The many skaters and boarders on the plaza outside the Brooklyn Museum the other night, where I arrived for the premiere of Timothy Greenfield-Sanders' film The Latino List, reminded me once again of the revenue and cultural opportunity the Brooklyn lost by cancelling its graffiti survey show under municipal pressure.
When I shook hands with a portly museum director Arnold Lehman, I thought that both of us should be out there boarding and tagging, if only for our physical health. A real picture of health was bright-eyed and bushy-tailed veteran art critic Robert Pincus-Witten, whom I rushed to bear hug in the elevator, shouting "Pinky!" and tripping over de Kooning-meister John Elderfield in the process.
Inside the Brooklyn's lush film auditorium, black-dressed Latinas and their hunky escorts didn't let a long, dull bunch of corporate introductions deter the exuberant vibe of anticipation.

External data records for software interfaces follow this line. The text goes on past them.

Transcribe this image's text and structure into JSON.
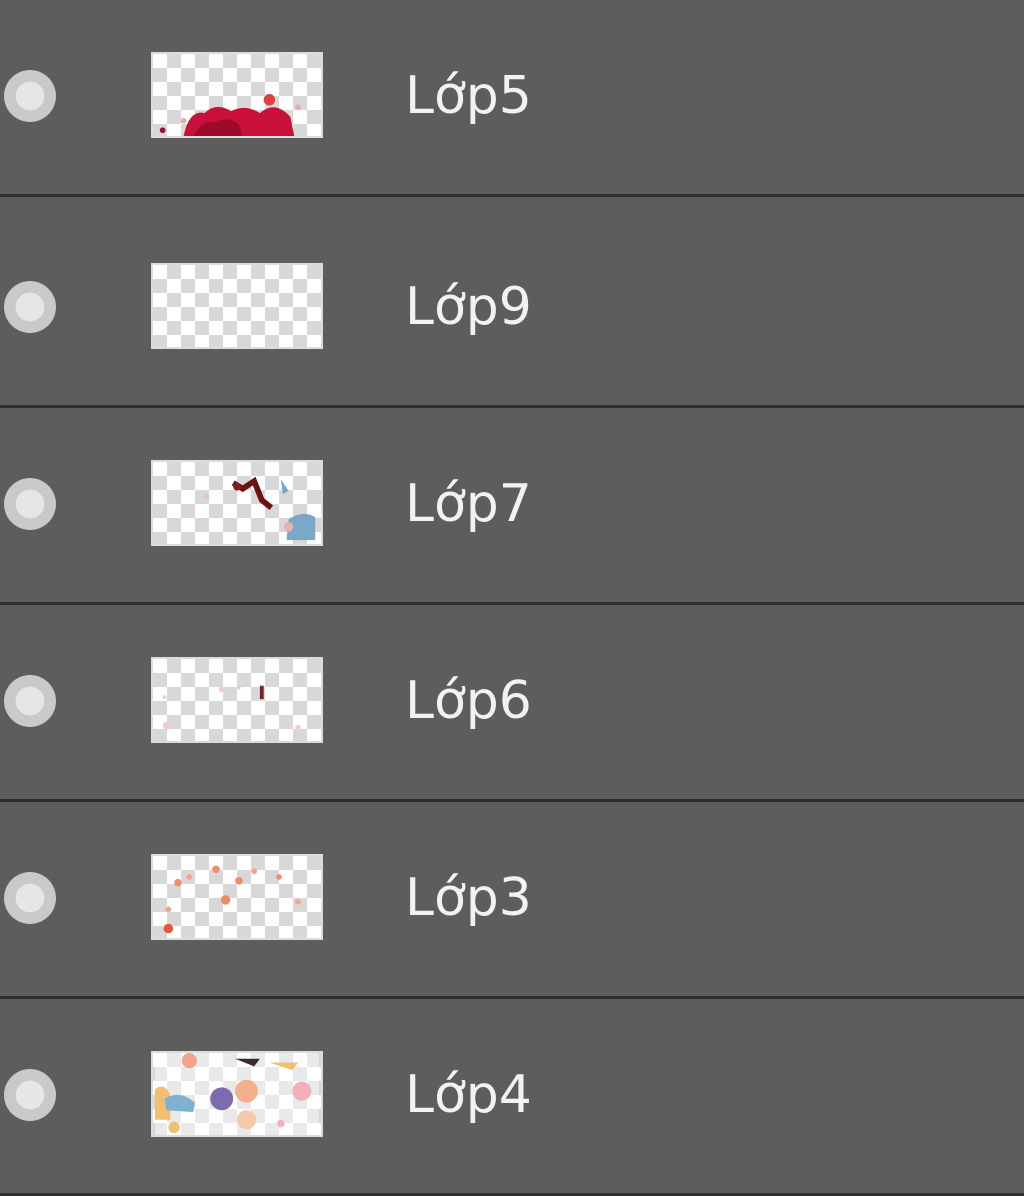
{
  "panel": {
    "layers": [
      {
        "name": "Lớp9",
        "visibility_icon": "visibility-dot-icon"
      },
      {
        "name": "Lớp7",
        "visibility_icon": "visibility-dot-icon"
      },
      {
        "name": "Lớp6",
        "visibility_icon": "visibility-dot-icon"
      },
      {
        "name": "Lớp3",
        "visibility_icon": "visibility-dot-icon"
      },
      {
        "name": "Lớp4",
        "visibility_icon": "visibility-dot-icon"
      },
      {
        "name": "Lớp5",
        "visibility_icon": "visibility-dot-icon"
      }
    ]
  },
  "colors": {
    "panel_background": "#5d5d5d",
    "divider": "#2e2e2e",
    "text": "#f2f2f2"
  }
}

I was seated next to ACLU director Anthony Romero, one of the stars of The Latino List, as he received more congratulatory pummeling than a boxing champion.
As for the corporatism, has it occurred to AT&T -- main sponsor of the exhibition, whose representative described the megacorporation as if it were a nuns's charity caring for the afflicted -- that eliminating all those pesky surcharges on its inflated bills might do more to help Latinos (and everyone else) than throwing a few bucks at the art world? The blogosphere has been full of allegations, lately, that AT&T has been funneling contributions to Tea Party queen Michelle Bachmann through a phony telecommunications PAC. She is virulently anti-immigrant-worker, of course.
The film will soon appear on HBO, and the hypocrisy continued with an ambivalent speech from the HBO drone, a woman who made the words "this is Timothy's fifth film with HBO" sound like a chore, and commented that HBO execs apparently "dreaded every time Tim's representative called with a new film proposal,” because of the edginess of Tim's "genius." One can only conclude that HBO has to write off some dough to make these necessary pictures.
It was left to Greenfield-Sanders himself, who has become a consummate toastmaster in the George Jessel mode, to smoothly steady the sails, spending half an hour asking different people from his team to rise and take a hand from the audience. But what of the film, you might ask? It is wonderful -- and wonderful because the faith in family, such a staple of the phony right-wing which detests Latinos while they mow their lawns and babysit their kids, shines through every testimonial.
From Supreme Court Justice Sonia Sotomayor, laughing over watching Yankee games on TV in the projects of the Bronx with a father who died too young, to astronaut Luis Hernandez describing the multitude of stars in the fields he worshipped as a boy ("and then the sun came up and my brothers and I picked fruit all day") to golfer Chi Chi Rodriguez, who said, "My father was rich. He never had a dime. When he rode in at dusk on his horse and sat in his rocker, my brothers and sisters and I would take a pail of soap and water and wash his feet. He was the richest man I ever knew.” Only the coldest of hearts could cease to weep with joy and recognition.
These films, The Black List, The Latino List and the forthcoming The Gay List have marked Timothy Greenfield-Sanders as a humanitarian documentarian in the tradition of Robert Flaherty and Fred Wiseman. The fact that he can employ what W.E.B. DuBois described a century ago as "the talented tenth" to elicit such universal truths makes me wonder why the National Endowment for the Arts, and not corporate suits, is not funding these efforts and screening them in schools across the country. For the message of The Latino List should be: if you want to see a role model, look in the mirror.
CHARLIE FINCH is co-author of Most Art Sucks: Five Years of Coagula (Smart Art Press).